↓

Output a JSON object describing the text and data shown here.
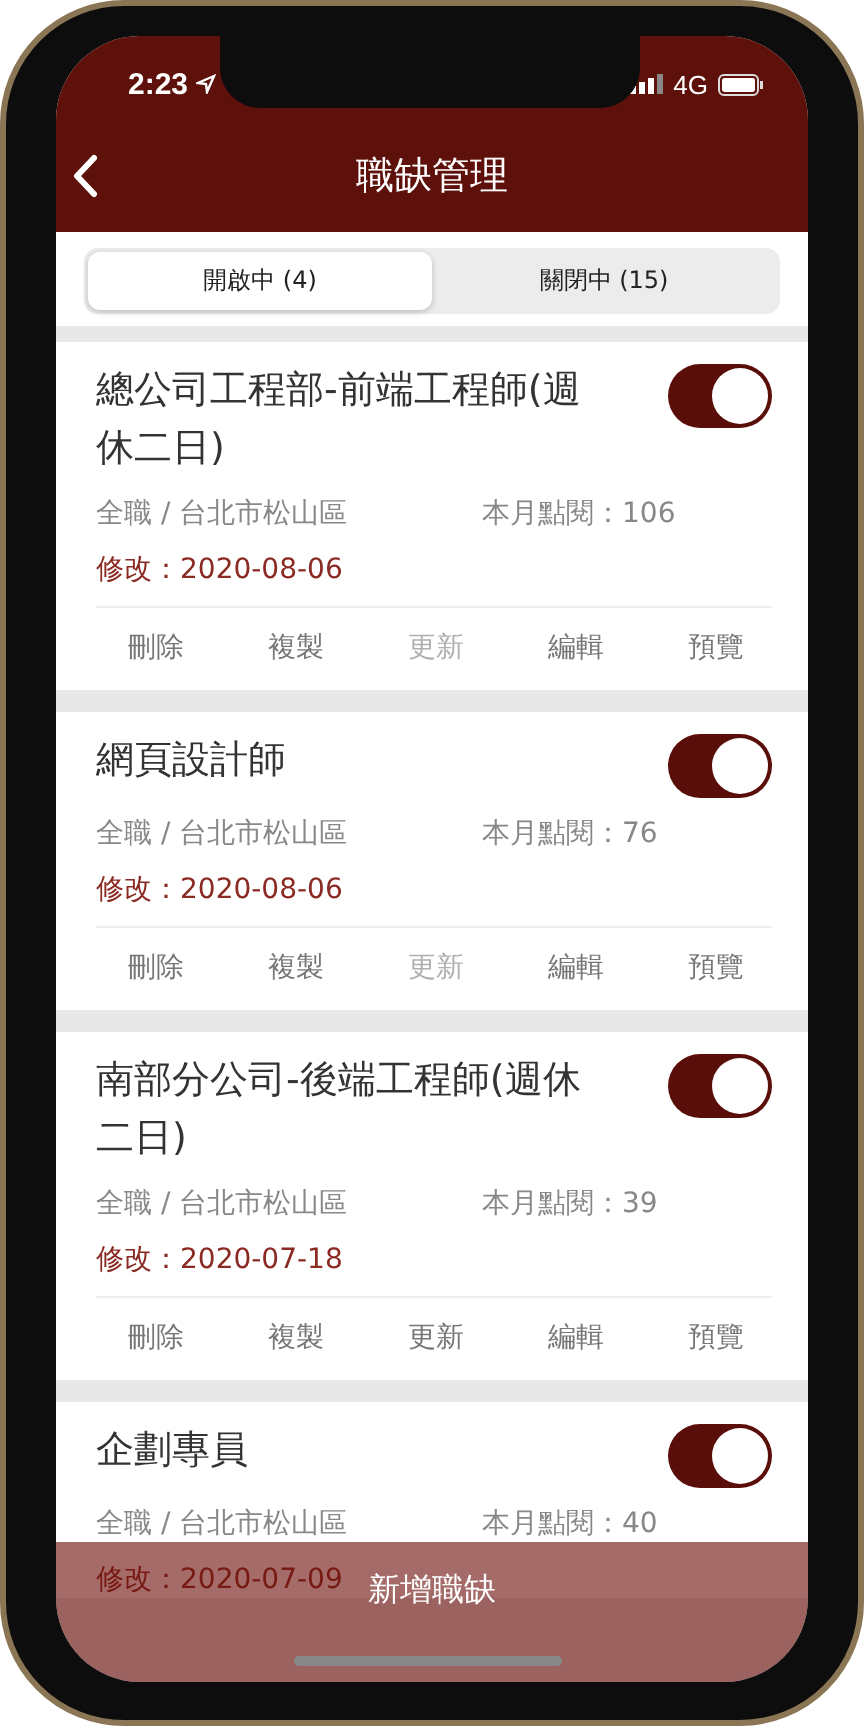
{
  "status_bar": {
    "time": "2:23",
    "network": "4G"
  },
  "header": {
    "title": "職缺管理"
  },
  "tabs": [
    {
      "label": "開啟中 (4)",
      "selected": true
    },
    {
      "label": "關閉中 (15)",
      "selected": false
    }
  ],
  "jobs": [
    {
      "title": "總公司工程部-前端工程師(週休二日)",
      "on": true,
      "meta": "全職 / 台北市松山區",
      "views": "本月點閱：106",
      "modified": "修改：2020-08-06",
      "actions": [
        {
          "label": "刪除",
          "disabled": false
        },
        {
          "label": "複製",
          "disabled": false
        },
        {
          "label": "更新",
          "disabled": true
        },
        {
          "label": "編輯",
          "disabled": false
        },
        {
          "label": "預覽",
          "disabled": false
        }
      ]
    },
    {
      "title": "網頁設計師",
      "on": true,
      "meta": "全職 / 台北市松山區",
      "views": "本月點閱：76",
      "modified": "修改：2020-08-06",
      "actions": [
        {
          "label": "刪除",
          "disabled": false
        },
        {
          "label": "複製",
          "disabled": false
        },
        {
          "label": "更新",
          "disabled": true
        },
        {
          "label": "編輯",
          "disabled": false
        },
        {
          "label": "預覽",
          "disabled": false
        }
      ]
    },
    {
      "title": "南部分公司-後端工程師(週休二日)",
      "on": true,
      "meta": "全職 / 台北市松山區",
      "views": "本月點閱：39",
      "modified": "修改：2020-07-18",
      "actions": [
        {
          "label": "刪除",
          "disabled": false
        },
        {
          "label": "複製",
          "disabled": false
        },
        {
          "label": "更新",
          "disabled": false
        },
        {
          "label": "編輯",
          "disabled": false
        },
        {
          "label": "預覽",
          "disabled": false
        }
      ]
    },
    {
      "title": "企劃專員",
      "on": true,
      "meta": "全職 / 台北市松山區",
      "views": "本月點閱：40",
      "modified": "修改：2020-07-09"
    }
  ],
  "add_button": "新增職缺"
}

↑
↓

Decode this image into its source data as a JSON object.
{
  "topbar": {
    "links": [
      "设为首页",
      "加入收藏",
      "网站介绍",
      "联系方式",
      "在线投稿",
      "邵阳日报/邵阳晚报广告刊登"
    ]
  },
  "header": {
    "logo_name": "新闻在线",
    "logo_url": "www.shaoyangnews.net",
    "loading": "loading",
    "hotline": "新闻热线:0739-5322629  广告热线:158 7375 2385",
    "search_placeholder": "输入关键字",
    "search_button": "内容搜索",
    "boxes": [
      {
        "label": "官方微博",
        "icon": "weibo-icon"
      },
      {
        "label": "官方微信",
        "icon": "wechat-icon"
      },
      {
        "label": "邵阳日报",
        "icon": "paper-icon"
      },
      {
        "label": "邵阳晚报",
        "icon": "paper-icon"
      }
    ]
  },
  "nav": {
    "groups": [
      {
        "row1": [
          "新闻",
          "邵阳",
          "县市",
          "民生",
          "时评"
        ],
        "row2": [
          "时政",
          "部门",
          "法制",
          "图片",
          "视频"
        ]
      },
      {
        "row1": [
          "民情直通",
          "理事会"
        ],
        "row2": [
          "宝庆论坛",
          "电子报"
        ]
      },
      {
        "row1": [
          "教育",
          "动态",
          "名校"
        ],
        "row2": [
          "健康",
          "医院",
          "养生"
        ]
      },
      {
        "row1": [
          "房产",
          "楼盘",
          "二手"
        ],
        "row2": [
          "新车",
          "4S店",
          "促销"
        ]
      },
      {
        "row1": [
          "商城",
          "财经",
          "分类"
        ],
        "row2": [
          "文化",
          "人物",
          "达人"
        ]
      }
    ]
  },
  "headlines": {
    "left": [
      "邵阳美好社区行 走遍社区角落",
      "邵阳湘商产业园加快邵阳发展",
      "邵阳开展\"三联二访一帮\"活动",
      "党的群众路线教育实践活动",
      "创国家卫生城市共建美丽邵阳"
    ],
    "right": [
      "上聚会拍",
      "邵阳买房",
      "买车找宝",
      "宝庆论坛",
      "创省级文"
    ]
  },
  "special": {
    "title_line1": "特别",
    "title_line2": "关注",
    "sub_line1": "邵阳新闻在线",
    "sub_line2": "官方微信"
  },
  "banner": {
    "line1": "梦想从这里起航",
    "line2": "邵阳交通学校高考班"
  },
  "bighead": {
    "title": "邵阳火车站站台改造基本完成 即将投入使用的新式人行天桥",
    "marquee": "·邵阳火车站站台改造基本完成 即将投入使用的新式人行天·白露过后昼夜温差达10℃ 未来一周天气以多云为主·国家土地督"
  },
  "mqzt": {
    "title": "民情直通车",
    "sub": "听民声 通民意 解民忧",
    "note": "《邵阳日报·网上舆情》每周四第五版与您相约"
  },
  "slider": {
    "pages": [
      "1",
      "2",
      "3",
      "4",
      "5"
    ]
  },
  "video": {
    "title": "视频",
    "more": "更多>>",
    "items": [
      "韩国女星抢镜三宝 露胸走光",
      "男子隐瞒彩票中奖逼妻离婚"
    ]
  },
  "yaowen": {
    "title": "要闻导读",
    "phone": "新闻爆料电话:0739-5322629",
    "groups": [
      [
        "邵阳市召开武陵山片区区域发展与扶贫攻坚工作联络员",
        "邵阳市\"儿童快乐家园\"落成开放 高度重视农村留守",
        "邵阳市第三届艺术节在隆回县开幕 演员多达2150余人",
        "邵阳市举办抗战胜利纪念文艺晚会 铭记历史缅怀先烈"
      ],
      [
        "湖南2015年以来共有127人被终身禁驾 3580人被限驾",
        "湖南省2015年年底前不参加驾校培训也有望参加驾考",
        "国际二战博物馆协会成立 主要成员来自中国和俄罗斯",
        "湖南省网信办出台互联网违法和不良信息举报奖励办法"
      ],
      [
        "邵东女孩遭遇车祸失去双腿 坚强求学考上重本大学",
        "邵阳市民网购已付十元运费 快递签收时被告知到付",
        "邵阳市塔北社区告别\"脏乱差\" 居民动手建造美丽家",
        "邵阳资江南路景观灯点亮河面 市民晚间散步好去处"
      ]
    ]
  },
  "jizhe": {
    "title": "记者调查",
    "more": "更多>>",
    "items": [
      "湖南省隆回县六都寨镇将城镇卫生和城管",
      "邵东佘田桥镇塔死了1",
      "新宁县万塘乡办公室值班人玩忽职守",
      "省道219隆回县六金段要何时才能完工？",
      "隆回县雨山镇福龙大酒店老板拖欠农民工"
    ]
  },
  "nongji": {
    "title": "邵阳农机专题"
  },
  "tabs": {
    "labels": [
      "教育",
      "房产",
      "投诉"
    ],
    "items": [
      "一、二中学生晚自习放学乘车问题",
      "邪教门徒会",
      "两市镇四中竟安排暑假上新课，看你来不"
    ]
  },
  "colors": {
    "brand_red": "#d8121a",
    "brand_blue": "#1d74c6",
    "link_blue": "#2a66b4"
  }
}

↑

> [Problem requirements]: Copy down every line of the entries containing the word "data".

> [Your solution]:
Output a JSON object describing the text and data shown here.
Decode this image into its source data as a JSON object.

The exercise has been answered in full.